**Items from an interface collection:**

★ ★ ★

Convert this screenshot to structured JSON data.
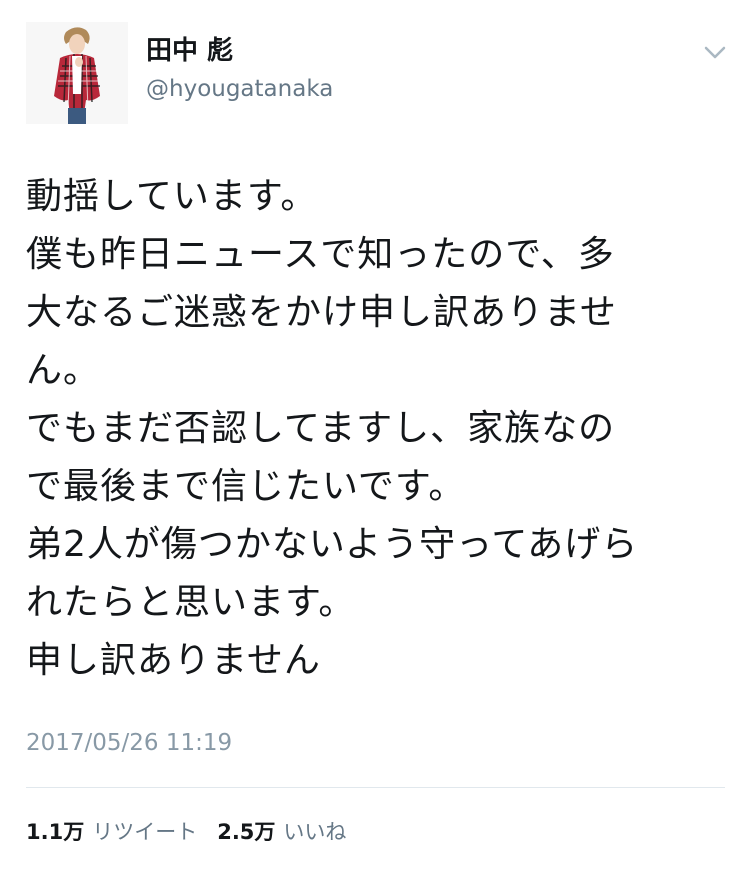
{
  "user": {
    "display_name": "田中 彪",
    "handle": "@hyougatanaka",
    "avatar_icon": "profile-photo"
  },
  "menu": {
    "icon": "chevron-down-icon"
  },
  "tweet": {
    "lines": [
      "動揺しています。",
      "僕も昨日ニュースで知ったので、多",
      "大なるご迷惑をかけ申し訳ありませ",
      "ん。",
      "でもまだ否認してますし、家族なの",
      "で最後まで信じたいです。",
      "弟2人が傷つかないよう守ってあげら",
      "れたらと思います。",
      "申し訳ありません"
    ],
    "timestamp": "2017/05/26 11:19"
  },
  "stats": {
    "retweets_count": "1.1万",
    "retweets_label": "リツイート",
    "likes_count": "2.5万",
    "likes_label": "いいね"
  },
  "colors": {
    "text": "#14171a",
    "secondary": "#657786",
    "timestamp": "#8899a6",
    "divider": "#e1e8ed"
  }
}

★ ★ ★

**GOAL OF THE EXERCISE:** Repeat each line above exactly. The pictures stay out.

**TASK RESULT:**
Convert this screenshot to structured JSON data.
{
  "user": {
    "display_name": "田中 彪",
    "handle": "@hyougatanaka",
    "avatar_icon": "profile-photo"
  },
  "menu": {
    "icon": "chevron-down-icon"
  },
  "tweet": {
    "lines": [
      "動揺しています。",
      "僕も昨日ニュースで知ったので、多",
      "大なるご迷惑をかけ申し訳ありませ",
      "ん。",
      "でもまだ否認してますし、家族なの",
      "で最後まで信じたいです。",
      "弟2人が傷つかないよう守ってあげら",
      "れたらと思います。",
      "申し訳ありません"
    ],
    "timestamp": "2017/05/26 11:19"
  },
  "stats": {
    "retweets_count": "1.1万",
    "retweets_label": "リツイート",
    "likes_count": "2.5万",
    "likes_label": "いいね"
  },
  "colors": {
    "text": "#14171a",
    "secondary": "#657786",
    "timestamp": "#8899a6",
    "divider": "#e1e8ed"
  }
}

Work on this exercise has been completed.